#### [EXTRACTED INFORMATION]
☆ ☆ ☆

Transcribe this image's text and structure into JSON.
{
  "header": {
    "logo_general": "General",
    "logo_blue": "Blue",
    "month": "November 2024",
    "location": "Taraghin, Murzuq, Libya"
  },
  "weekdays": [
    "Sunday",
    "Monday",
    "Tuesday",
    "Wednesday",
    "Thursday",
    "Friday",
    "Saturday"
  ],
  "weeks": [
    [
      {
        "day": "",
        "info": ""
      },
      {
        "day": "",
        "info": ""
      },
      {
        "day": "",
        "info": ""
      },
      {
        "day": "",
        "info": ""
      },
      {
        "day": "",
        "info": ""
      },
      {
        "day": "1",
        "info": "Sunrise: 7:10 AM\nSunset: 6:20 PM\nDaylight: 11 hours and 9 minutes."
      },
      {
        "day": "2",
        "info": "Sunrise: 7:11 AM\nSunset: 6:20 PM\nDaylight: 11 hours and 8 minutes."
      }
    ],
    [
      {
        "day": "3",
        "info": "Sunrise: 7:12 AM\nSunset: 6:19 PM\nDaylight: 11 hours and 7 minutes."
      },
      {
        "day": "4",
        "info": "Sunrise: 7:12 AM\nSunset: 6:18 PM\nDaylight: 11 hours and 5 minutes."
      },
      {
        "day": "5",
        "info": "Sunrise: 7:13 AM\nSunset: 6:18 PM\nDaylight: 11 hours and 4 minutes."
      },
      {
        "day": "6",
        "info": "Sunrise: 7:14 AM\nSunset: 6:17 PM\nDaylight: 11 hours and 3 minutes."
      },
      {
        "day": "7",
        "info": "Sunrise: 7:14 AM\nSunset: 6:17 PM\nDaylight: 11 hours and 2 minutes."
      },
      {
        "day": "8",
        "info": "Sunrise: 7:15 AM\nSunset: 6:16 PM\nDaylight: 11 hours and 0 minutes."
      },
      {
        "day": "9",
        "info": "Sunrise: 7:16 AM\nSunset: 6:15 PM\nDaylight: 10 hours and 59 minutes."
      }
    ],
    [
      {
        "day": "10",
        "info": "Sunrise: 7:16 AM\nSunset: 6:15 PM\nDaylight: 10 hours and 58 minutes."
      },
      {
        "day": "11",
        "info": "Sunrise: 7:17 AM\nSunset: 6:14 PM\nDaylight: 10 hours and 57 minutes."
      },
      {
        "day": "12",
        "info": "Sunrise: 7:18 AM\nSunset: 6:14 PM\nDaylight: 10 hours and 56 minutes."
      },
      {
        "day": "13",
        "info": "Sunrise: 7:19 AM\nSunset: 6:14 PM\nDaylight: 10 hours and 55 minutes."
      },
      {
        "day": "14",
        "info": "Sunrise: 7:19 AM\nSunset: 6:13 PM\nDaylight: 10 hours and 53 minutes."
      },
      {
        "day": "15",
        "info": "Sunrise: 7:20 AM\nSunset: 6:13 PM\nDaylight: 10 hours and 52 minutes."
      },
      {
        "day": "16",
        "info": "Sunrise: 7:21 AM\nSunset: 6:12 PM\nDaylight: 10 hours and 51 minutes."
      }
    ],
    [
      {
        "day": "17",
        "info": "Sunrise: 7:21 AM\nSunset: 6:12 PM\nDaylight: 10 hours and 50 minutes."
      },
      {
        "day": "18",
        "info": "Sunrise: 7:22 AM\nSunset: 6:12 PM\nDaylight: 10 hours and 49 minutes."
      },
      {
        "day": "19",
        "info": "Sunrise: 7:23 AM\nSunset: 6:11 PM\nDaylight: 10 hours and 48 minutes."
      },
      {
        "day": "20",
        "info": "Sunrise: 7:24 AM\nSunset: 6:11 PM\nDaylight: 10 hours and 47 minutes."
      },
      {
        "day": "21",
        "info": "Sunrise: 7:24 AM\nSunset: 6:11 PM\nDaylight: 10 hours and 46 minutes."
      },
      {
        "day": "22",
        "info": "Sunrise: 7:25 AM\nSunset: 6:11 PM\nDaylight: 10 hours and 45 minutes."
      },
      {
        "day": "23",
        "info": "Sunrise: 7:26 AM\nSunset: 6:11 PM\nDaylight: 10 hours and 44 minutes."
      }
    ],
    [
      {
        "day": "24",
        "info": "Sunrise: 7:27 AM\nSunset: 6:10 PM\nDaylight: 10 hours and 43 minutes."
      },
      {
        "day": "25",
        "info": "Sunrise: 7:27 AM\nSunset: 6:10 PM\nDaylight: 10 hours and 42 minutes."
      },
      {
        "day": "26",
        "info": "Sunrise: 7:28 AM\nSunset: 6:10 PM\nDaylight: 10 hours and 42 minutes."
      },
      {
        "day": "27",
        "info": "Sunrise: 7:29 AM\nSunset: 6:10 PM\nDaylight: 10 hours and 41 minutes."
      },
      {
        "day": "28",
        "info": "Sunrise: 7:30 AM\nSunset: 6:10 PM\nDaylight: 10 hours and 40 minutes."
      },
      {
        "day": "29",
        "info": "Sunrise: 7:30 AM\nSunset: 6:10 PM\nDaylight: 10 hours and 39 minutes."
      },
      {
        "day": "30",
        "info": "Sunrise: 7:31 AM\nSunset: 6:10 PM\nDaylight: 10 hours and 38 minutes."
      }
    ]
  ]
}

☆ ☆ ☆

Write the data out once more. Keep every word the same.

#### [TASK ANSWER]
Transcribe this image's text and structure into JSON.
{
  "header": {
    "logo_general": "General",
    "logo_blue": "Blue",
    "month": "November 2024",
    "location": "Taraghin, Murzuq, Libya"
  },
  "weekdays": [
    "Sunday",
    "Monday",
    "Tuesday",
    "Wednesday",
    "Thursday",
    "Friday",
    "Saturday"
  ],
  "weeks": [
    [
      {
        "day": "",
        "info": ""
      },
      {
        "day": "",
        "info": ""
      },
      {
        "day": "",
        "info": ""
      },
      {
        "day": "",
        "info": ""
      },
      {
        "day": "",
        "info": ""
      },
      {
        "day": "1",
        "info": "Sunrise: 7:10 AM\nSunset: 6:20 PM\nDaylight: 11 hours and 9 minutes."
      },
      {
        "day": "2",
        "info": "Sunrise: 7:11 AM\nSunset: 6:20 PM\nDaylight: 11 hours and 8 minutes."
      }
    ],
    [
      {
        "day": "3",
        "info": "Sunrise: 7:12 AM\nSunset: 6:19 PM\nDaylight: 11 hours and 7 minutes."
      },
      {
        "day": "4",
        "info": "Sunrise: 7:12 AM\nSunset: 6:18 PM\nDaylight: 11 hours and 5 minutes."
      },
      {
        "day": "5",
        "info": "Sunrise: 7:13 AM\nSunset: 6:18 PM\nDaylight: 11 hours and 4 minutes."
      },
      {
        "day": "6",
        "info": "Sunrise: 7:14 AM\nSunset: 6:17 PM\nDaylight: 11 hours and 3 minutes."
      },
      {
        "day": "7",
        "info": "Sunrise: 7:14 AM\nSunset: 6:17 PM\nDaylight: 11 hours and 2 minutes."
      },
      {
        "day": "8",
        "info": "Sunrise: 7:15 AM\nSunset: 6:16 PM\nDaylight: 11 hours and 0 minutes."
      },
      {
        "day": "9",
        "info": "Sunrise: 7:16 AM\nSunset: 6:15 PM\nDaylight: 10 hours and 59 minutes."
      }
    ],
    [
      {
        "day": "10",
        "info": "Sunrise: 7:16 AM\nSunset: 6:15 PM\nDaylight: 10 hours and 58 minutes."
      },
      {
        "day": "11",
        "info": "Sunrise: 7:17 AM\nSunset: 6:14 PM\nDaylight: 10 hours and 57 minutes."
      },
      {
        "day": "12",
        "info": "Sunrise: 7:18 AM\nSunset: 6:14 PM\nDaylight: 10 hours and 56 minutes."
      },
      {
        "day": "13",
        "info": "Sunrise: 7:19 AM\nSunset: 6:14 PM\nDaylight: 10 hours and 55 minutes."
      },
      {
        "day": "14",
        "info": "Sunrise: 7:19 AM\nSunset: 6:13 PM\nDaylight: 10 hours and 53 minutes."
      },
      {
        "day": "15",
        "info": "Sunrise: 7:20 AM\nSunset: 6:13 PM\nDaylight: 10 hours and 52 minutes."
      },
      {
        "day": "16",
        "info": "Sunrise: 7:21 AM\nSunset: 6:12 PM\nDaylight: 10 hours and 51 minutes."
      }
    ],
    [
      {
        "day": "17",
        "info": "Sunrise: 7:21 AM\nSunset: 6:12 PM\nDaylight: 10 hours and 50 minutes."
      },
      {
        "day": "18",
        "info": "Sunrise: 7:22 AM\nSunset: 6:12 PM\nDaylight: 10 hours and 49 minutes."
      },
      {
        "day": "19",
        "info": "Sunrise: 7:23 AM\nSunset: 6:11 PM\nDaylight: 10 hours and 48 minutes."
      },
      {
        "day": "20",
        "info": "Sunrise: 7:24 AM\nSunset: 6:11 PM\nDaylight: 10 hours and 47 minutes."
      },
      {
        "day": "21",
        "info": "Sunrise: 7:24 AM\nSunset: 6:11 PM\nDaylight: 10 hours and 46 minutes."
      },
      {
        "day": "22",
        "info": "Sunrise: 7:25 AM\nSunset: 6:11 PM\nDaylight: 10 hours and 45 minutes."
      },
      {
        "day": "23",
        "info": "Sunrise: 7:26 AM\nSunset: 6:11 PM\nDaylight: 10 hours and 44 minutes."
      }
    ],
    [
      {
        "day": "24",
        "info": "Sunrise: 7:27 AM\nSunset: 6:10 PM\nDaylight: 10 hours and 43 minutes."
      },
      {
        "day": "25",
        "info": "Sunrise: 7:27 AM\nSunset: 6:10 PM\nDaylight: 10 hours and 42 minutes."
      },
      {
        "day": "26",
        "info": "Sunrise: 7:28 AM\nSunset: 6:10 PM\nDaylight: 10 hours and 42 minutes."
      },
      {
        "day": "27",
        "info": "Sunrise: 7:29 AM\nSunset: 6:10 PM\nDaylight: 10 hours and 41 minutes."
      },
      {
        "day": "28",
        "info": "Sunrise: 7:30 AM\nSunset: 6:10 PM\nDaylight: 10 hours and 40 minutes."
      },
      {
        "day": "29",
        "info": "Sunrise: 7:30 AM\nSunset: 6:10 PM\nDaylight: 10 hours and 39 minutes."
      },
      {
        "day": "30",
        "info": "Sunrise: 7:31 AM\nSunset: 6:10 PM\nDaylight: 10 hours and 38 minutes."
      }
    ]
  ]
}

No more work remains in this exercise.